Unfortunately Germany is targeting some specific groups. You should be young and skilled and have the potential to improve the economic landscape of the country. To avoid being rejected for not fitting meeting these requirements, do some research on where people in your profession are wanted. In case of Germany, anyone with an Engineering and IT background hast great chances.
Bad interview performance
Prepare, prepare, prepare! You interviewer might ask you all sorts of questions and test your German skills. Do a little research on what you can expect in the interview for your student visa application in Germany.
Is there someone i can talk to for guidance?
You can of course decide to talk to immigration specialists. For more general questions, you can also call a dedicated hotline setup by in cooperation with many different German administrations. They can answer your questions in English. More info about this hotline this way.
TL;DR: How to approach the German student visa application best?
- Like I already said in the beginning: take your time for the German student visa application!
- Figure out which university you want to apply for and apply.
- Make sure to apply for the right visa. You can’t change it later! With the wrong visa you might be forced to go back home to apply again from there.
- Check, double check, idiot check! Make sure all your forms are filled out correctly and all documents are valid and provided. Your passport for example should be valid for your entire stay.
- Also take some time to arrive in Germany properly! Give yourself enough time to enroll and care of some administrative tasks.

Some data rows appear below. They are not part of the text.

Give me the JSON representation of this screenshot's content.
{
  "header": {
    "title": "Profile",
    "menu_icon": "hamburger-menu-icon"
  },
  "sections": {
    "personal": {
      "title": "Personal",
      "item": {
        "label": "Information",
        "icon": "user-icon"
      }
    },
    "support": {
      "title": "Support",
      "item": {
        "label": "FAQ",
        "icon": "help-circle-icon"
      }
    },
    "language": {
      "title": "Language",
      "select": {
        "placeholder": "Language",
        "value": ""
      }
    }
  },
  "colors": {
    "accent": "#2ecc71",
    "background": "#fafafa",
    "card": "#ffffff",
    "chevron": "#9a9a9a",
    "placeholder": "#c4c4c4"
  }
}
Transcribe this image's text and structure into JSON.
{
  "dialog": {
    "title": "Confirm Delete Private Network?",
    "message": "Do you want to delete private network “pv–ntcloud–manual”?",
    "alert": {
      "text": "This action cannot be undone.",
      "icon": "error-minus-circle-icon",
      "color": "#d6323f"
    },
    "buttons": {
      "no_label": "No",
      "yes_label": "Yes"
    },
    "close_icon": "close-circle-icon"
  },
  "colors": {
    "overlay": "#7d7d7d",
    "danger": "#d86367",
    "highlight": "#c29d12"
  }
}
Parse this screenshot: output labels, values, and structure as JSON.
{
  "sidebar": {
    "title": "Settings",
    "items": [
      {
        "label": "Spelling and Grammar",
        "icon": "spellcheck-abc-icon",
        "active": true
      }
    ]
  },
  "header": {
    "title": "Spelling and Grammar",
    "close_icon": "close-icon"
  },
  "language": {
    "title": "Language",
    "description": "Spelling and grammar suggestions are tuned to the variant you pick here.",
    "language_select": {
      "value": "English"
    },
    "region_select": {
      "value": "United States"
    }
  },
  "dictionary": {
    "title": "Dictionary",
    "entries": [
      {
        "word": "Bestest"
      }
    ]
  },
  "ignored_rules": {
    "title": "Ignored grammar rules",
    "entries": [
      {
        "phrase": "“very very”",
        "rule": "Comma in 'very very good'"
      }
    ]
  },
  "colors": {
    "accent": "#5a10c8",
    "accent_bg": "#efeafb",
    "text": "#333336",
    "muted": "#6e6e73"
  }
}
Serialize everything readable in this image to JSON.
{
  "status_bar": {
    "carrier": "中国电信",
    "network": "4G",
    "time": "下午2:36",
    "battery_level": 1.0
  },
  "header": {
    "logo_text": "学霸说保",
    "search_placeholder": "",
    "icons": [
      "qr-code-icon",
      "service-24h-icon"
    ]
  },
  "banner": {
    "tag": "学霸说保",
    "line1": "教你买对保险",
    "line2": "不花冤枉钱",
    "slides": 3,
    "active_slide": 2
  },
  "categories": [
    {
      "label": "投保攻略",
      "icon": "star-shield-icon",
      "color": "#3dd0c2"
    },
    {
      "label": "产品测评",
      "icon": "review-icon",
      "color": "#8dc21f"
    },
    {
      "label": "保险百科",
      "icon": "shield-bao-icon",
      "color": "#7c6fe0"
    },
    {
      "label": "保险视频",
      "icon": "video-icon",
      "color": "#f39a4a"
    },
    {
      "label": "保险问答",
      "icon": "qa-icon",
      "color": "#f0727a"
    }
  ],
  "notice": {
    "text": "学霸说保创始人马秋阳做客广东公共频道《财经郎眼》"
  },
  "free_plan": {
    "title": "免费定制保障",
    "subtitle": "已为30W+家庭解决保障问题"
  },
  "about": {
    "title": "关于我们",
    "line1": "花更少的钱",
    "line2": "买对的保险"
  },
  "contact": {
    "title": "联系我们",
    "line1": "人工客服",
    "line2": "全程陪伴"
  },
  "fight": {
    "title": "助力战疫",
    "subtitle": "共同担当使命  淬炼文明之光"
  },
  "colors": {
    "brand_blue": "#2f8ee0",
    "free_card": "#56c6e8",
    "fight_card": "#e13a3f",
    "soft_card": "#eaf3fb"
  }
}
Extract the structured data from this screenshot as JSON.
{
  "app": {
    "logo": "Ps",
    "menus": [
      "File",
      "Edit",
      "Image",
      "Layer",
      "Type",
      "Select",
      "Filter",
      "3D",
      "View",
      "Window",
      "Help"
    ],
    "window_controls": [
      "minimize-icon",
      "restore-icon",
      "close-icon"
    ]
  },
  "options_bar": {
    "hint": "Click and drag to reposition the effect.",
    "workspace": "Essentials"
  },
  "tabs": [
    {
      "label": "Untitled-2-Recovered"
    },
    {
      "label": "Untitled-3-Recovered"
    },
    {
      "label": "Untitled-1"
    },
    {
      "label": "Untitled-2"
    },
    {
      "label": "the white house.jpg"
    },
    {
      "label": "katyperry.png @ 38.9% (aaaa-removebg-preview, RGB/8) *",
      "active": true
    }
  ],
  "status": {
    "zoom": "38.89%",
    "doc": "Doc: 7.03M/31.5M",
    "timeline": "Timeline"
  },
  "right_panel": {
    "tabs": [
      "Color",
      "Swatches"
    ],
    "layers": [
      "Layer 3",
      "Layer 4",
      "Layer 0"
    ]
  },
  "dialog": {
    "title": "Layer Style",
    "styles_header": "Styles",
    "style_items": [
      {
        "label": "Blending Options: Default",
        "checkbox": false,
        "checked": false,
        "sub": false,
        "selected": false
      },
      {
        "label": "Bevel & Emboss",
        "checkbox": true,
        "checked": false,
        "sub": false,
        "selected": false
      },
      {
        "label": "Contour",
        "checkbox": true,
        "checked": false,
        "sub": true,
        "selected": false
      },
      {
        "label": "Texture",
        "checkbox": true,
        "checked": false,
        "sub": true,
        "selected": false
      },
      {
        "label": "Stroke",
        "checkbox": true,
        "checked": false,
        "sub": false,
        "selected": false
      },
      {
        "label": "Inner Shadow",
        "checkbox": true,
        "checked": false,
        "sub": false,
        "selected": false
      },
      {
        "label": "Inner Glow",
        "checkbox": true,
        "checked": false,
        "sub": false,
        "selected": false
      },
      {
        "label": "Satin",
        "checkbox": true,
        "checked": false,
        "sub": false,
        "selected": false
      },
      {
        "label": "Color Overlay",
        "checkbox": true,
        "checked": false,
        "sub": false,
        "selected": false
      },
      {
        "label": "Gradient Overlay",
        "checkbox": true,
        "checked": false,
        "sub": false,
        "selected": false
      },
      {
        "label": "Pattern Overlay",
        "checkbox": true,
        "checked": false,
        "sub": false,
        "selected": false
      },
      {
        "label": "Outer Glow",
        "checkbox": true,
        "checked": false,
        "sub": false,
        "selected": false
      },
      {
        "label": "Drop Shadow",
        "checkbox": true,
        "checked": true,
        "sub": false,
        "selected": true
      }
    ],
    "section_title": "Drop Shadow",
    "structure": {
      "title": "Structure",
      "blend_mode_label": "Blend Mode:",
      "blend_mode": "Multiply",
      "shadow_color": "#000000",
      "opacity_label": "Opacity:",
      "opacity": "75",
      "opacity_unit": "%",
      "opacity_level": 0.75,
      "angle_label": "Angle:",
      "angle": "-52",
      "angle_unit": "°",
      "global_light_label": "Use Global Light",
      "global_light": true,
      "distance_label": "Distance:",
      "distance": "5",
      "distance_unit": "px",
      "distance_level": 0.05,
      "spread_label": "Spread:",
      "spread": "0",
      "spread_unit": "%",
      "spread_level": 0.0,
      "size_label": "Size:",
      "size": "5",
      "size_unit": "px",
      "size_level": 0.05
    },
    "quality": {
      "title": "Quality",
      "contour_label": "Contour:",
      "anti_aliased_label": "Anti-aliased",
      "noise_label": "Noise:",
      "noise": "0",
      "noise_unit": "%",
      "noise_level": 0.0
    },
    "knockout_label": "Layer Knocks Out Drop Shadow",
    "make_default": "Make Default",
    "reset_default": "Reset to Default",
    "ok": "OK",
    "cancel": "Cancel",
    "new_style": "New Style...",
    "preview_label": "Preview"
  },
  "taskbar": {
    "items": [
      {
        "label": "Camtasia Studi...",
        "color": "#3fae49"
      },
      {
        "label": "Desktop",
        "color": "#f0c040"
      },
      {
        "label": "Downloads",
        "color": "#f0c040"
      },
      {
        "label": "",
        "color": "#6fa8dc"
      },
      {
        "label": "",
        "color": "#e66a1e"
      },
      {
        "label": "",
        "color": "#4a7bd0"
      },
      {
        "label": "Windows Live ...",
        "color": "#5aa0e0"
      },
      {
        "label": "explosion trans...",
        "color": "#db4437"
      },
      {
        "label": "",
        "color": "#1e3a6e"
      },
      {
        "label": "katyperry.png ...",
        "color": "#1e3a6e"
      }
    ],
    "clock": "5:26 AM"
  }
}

Good luck with your student visa Germany application and feel free to leave any questions in the comments.